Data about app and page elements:
_ _ _ _

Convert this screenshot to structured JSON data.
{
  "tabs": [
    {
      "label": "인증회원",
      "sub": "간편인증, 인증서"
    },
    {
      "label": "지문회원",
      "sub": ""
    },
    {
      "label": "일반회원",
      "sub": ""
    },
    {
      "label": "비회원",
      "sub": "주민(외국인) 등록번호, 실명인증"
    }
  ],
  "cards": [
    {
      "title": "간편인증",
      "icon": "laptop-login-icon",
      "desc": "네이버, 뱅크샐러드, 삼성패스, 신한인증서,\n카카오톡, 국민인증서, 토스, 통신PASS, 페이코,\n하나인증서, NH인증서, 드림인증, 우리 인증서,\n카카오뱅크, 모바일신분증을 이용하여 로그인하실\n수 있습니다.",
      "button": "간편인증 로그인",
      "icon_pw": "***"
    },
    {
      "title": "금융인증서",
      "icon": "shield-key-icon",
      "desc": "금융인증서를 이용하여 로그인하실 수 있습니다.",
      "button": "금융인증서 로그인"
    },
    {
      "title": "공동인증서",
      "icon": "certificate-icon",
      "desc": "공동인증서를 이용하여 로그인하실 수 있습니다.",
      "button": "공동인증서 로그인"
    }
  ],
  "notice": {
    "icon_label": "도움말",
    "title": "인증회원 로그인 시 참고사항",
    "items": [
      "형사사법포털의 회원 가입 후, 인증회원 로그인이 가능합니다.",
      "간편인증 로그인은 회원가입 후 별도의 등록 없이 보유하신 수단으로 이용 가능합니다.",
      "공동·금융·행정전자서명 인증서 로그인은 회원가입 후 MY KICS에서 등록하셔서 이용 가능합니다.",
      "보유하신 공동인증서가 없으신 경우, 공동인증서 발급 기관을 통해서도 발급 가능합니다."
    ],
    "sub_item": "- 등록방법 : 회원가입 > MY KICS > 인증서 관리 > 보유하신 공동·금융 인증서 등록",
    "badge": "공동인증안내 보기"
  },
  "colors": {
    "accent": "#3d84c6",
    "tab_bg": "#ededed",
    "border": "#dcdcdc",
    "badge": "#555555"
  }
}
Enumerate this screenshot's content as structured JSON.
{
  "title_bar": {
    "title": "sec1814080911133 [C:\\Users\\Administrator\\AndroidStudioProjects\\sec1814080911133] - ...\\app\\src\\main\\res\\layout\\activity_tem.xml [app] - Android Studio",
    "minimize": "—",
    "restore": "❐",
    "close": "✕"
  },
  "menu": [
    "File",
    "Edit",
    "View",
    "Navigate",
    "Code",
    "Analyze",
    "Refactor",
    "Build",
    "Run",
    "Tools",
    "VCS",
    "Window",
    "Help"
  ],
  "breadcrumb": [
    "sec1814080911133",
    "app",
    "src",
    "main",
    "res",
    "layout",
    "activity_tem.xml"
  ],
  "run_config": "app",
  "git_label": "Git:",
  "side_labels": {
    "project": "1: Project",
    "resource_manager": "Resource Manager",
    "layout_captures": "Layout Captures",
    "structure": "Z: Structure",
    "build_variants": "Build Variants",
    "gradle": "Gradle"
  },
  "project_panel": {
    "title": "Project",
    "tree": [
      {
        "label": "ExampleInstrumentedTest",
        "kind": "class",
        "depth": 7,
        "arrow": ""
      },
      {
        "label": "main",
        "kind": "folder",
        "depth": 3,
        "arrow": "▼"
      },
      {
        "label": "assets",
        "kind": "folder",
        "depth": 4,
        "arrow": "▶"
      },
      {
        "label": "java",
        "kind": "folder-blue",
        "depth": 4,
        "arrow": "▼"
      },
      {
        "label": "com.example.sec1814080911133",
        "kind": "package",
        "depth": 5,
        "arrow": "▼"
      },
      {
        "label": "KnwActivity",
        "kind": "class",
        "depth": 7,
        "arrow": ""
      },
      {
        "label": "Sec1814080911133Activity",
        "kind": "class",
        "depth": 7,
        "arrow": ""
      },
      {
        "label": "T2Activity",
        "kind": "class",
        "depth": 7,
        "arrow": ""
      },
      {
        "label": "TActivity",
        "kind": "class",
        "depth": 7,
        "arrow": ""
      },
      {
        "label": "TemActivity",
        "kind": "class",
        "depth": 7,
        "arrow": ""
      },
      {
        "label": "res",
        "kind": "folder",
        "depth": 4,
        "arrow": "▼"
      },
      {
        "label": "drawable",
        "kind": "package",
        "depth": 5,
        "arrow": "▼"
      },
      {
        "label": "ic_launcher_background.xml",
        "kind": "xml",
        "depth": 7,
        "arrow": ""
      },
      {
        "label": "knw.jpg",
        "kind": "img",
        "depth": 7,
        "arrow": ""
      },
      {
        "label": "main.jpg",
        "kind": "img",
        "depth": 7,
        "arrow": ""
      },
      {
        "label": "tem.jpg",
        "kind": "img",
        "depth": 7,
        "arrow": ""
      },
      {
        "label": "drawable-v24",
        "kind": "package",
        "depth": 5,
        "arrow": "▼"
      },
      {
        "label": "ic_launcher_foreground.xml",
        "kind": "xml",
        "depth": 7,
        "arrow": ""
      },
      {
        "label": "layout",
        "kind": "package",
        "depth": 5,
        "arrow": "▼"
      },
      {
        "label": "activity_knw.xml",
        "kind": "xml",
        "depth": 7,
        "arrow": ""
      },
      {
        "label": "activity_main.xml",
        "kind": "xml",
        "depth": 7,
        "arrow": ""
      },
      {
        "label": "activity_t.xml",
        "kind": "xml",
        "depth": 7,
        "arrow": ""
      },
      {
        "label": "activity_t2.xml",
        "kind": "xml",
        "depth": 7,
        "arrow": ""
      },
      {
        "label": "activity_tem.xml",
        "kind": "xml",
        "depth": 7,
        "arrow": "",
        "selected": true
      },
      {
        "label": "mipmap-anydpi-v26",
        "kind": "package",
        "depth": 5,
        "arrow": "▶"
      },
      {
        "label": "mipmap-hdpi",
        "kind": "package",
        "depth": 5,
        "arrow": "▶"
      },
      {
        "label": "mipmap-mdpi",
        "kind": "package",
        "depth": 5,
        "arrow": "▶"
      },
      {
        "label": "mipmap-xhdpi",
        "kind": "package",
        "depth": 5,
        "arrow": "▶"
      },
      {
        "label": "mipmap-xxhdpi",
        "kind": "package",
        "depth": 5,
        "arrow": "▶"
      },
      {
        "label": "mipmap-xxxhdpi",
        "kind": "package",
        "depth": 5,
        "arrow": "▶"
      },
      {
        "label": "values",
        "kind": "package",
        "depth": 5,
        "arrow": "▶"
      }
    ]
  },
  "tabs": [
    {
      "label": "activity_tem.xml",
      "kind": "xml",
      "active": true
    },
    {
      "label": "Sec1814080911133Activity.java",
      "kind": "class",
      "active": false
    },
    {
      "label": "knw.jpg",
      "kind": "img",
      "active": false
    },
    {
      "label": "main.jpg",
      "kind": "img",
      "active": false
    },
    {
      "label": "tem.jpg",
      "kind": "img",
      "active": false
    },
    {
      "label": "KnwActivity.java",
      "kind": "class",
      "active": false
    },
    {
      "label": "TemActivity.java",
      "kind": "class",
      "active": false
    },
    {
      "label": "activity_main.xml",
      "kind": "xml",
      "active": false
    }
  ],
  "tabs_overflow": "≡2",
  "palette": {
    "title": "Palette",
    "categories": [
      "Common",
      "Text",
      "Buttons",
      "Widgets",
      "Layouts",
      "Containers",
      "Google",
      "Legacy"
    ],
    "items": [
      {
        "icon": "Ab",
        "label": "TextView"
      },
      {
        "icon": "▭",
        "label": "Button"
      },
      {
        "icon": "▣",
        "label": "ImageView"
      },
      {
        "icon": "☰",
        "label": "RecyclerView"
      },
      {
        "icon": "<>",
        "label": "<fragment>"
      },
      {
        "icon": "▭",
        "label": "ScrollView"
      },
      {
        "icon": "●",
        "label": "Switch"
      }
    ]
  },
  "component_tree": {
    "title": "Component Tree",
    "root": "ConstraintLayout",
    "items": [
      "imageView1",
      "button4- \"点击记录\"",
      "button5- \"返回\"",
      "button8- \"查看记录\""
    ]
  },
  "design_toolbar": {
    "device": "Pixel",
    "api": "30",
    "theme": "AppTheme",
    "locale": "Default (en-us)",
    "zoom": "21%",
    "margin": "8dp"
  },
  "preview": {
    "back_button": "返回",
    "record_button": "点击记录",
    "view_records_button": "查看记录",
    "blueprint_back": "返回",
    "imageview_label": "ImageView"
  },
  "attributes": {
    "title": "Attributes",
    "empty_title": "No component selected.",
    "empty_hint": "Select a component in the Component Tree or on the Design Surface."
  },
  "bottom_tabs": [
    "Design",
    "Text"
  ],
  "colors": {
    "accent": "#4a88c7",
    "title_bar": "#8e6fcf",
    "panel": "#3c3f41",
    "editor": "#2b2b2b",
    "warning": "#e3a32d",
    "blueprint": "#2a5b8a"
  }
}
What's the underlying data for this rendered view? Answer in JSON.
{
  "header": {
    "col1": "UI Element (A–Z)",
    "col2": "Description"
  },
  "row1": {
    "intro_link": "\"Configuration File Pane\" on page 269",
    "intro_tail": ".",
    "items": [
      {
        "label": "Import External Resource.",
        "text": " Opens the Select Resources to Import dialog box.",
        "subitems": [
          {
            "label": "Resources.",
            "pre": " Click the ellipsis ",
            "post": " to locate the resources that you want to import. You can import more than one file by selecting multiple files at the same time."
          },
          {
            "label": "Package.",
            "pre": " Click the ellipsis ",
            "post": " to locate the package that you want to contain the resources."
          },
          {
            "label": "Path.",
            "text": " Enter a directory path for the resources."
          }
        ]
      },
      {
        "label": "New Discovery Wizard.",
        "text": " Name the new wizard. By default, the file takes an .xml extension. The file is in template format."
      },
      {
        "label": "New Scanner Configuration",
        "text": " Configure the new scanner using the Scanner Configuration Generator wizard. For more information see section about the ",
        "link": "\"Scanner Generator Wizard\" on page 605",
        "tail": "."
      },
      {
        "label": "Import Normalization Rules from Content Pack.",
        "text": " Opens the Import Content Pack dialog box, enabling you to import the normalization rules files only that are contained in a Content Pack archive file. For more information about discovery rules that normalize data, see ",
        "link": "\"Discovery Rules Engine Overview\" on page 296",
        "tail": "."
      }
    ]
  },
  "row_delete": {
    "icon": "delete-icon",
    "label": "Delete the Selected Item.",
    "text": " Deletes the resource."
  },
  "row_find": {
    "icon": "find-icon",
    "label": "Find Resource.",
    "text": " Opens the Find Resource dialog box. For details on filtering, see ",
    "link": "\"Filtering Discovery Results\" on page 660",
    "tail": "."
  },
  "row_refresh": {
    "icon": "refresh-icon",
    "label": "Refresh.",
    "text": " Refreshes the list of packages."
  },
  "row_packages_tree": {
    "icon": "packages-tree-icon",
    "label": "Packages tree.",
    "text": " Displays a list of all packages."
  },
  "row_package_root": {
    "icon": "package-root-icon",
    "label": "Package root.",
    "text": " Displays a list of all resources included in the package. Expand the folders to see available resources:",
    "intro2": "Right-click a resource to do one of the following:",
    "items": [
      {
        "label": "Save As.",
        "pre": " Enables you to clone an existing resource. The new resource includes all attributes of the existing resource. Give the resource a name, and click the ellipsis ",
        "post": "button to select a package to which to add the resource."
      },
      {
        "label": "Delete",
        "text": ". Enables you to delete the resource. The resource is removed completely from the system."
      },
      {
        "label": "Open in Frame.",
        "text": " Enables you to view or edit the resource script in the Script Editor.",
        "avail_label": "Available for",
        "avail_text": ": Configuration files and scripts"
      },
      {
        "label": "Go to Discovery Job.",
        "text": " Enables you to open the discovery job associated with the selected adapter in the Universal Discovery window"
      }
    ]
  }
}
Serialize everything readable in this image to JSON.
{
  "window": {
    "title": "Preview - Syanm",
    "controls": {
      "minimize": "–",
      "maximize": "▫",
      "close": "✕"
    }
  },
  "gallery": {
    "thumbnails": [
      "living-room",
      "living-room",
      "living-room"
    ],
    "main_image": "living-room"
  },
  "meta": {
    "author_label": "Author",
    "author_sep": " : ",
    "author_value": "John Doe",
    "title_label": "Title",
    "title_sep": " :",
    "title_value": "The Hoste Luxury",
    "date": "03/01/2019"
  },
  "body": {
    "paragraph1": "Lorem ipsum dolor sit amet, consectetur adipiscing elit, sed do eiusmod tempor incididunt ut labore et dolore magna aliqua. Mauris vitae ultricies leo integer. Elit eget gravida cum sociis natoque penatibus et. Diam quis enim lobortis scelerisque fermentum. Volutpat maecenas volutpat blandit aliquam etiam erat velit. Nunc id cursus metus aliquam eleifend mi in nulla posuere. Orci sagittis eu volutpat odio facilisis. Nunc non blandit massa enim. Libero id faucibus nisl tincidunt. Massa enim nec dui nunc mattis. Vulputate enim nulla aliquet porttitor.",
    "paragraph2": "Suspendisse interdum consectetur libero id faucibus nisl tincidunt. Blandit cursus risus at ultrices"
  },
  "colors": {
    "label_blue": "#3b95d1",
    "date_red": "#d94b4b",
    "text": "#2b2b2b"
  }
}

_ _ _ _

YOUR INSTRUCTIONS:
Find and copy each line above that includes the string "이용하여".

TASK RESULT:
      "desc": "네이버, 뱅크샐러드, 삼성패스, 신한인증서,\n카카오톡, 국민인증서, 토스, 통신PASS, 페이코,\n하나인증서, NH인증서, 드림인증, 우리 인증서,\n카카오뱅크, 모바일신분증을 이용하여 로그인하실\n수 있습니다.",
      "desc": "금융인증서를 이용하여 로그인하실 수 있습니다.",
      "desc": "공동인증서를 이용하여 로그인하실 수 있습니다.",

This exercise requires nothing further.